Ignoring fluoride evidence is ‘big health risk’

by Guy Hiscott

Ignoring the evidence that shows the damage non-fluoridated water can do to teeth is a ‘big health risk’, says Dr John Walsh, dean of Faculty of Dentistry, Royal College of Surgeons Ireland (RCSI).

Speaking at the opening of an international scientific meeting hosted by RCSI this week, Current controversies in dental practice, Dr Walsh warned: ‘All of the robust scientific data demonstrates that fluoridation protects against tooth decay.

‘Studies of children’s oral health consistently showed that those living in areas with fluoridated water had 18% less tooth decay than those living in non-fluoridated areas. To ignore this evidence is taking a big health risk.’

Dr Walsh believes the potential effect of any decision by a local authority to remove fluoridation from Ireland’s public water systems would significantly increase the risk of tooth decay among children across the country.

This comes following comments from Professor Denis O’Mullane, former dean of the Dental School in Cork, who urged anti-fluoride campaigners to reconsider their stance on the fluoride debate and ‘focus on the science’, at a recent conference for HSE dental surgeons in Carlow.

As the public water supply in Northern Ireland is not fluoridated, Professor O’Mullane pointed out that, compared to the Republic, the levels of tooth decay north of the border were more than 40% higher than those in the Republic.

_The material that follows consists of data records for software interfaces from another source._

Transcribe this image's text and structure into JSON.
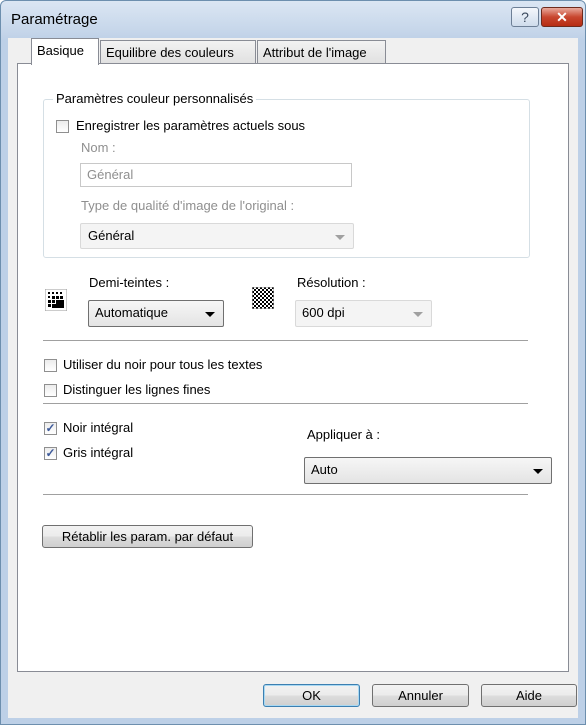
{
  "window": {
    "title": "Paramétrage",
    "help_glyph": "?",
    "close_glyph": "✕"
  },
  "tabs": [
    {
      "label": "Basique"
    },
    {
      "label": "Equilibre des couleurs"
    },
    {
      "label": "Attribut de l'image"
    }
  ],
  "custom_color": {
    "legend": "Paramètres couleur personnalisés",
    "save_checkbox_label": "Enregistrer les paramètres actuels sous",
    "save_checked": false,
    "name_label": "Nom :",
    "name_value": "Général",
    "quality_label": "Type de qualité d'image de l'original :",
    "quality_value": "Général"
  },
  "halftone": {
    "label": "Demi-teintes :",
    "value": "Automatique",
    "icon": "halftone-pattern-icon"
  },
  "resolution": {
    "label": "Résolution :",
    "value": "600 dpi",
    "icon": "checkerboard-icon"
  },
  "options": {
    "black_text_label": "Utiliser du noir pour tous les textes",
    "black_text_checked": false,
    "fine_lines_label": "Distinguer les lignes fines",
    "fine_lines_checked": false,
    "pure_black_label": "Noir intégral",
    "pure_black_checked": true,
    "pure_gray_label": "Gris intégral",
    "pure_gray_checked": true,
    "apply_to_label": "Appliquer à :",
    "apply_to_value": "Auto"
  },
  "buttons": {
    "reset_label": "Rétablir les param. par défaut",
    "ok_label": "OK",
    "cancel_label": "Annuler",
    "help_label": "Aide"
  },
  "check_glyph": "✓"
}
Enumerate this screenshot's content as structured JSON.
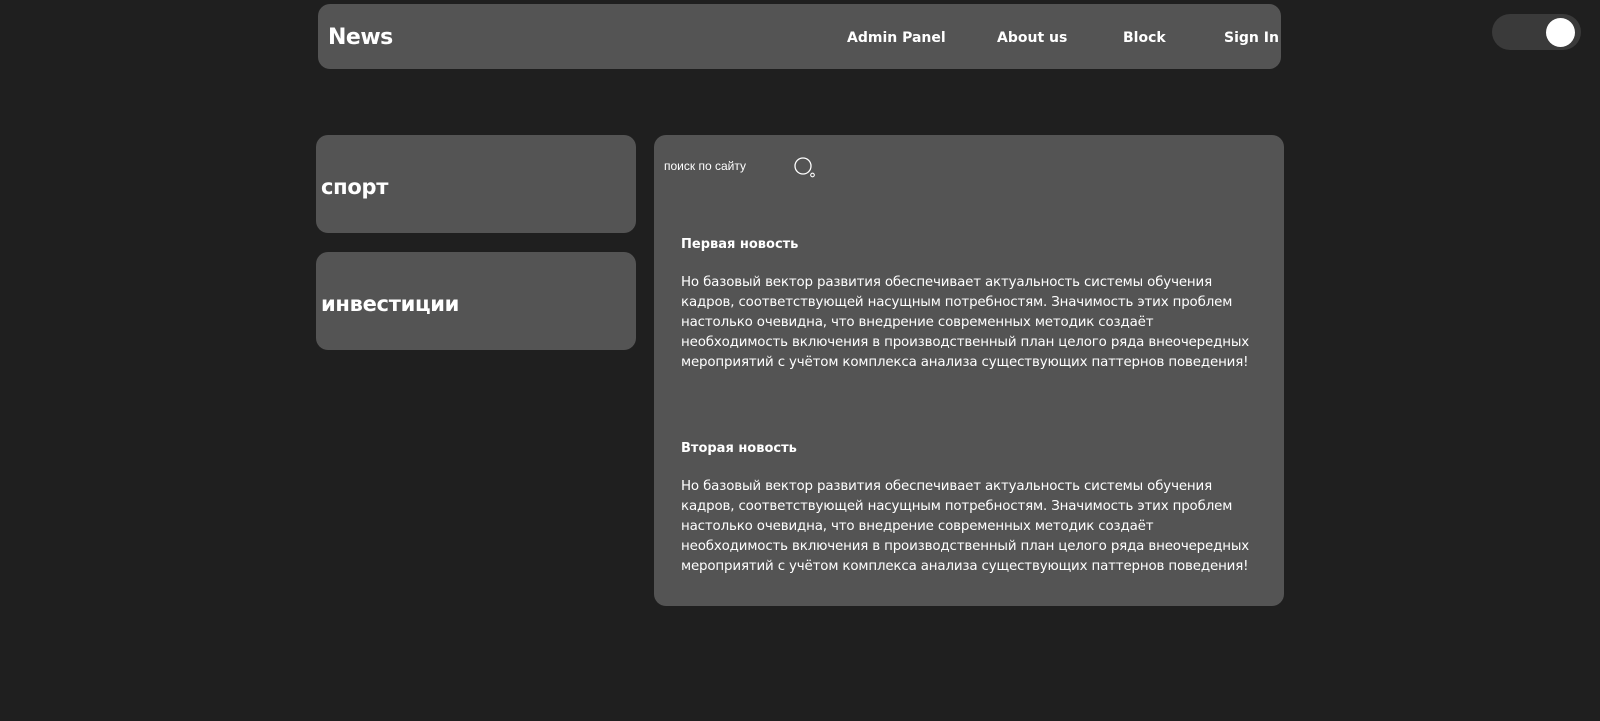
{
  "header": {
    "logo": "News",
    "nav": [
      "Admin Panel",
      "About us",
      "Block",
      "Sign In"
    ]
  },
  "theme_toggle": {
    "state": "on"
  },
  "categories": [
    "спорт",
    "инвестиции"
  ],
  "search": {
    "placeholder": "поиск по сайту",
    "icon": "search-icon"
  },
  "news": [
    {
      "title": "Первая новость",
      "text": "Но базовый вектор развития обеспечивает актуальность системы обучения кадров, соответствующей насущным потребностям. Значимость этих проблем настолько очевидна, что внедрение современных методик создаёт необходимость включения в производственный план целого ряда внеочередных мероприятий с учётом комплекса анализа существующих паттернов поведения!"
    },
    {
      "title": "Вторая новость",
      "text": "Но базовый вектор развития обеспечивает актуальность системы обучения кадров, соответствующей насущным потребностям. Значимость этих проблем настолько очевидна, что внедрение современных методик создаёт необходимость включения в производственный план целого ряда внеочередных мероприятий с учётом комплекса анализа существующих паттернов поведения!"
    }
  ],
  "colors": {
    "background": "#1f1f1f",
    "panel": "#545454",
    "toggle_track": "#3a3a3a",
    "text": "#ffffff"
  }
}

The RSCI scientific meeting is taking place from 30 to 31 October in Dublin.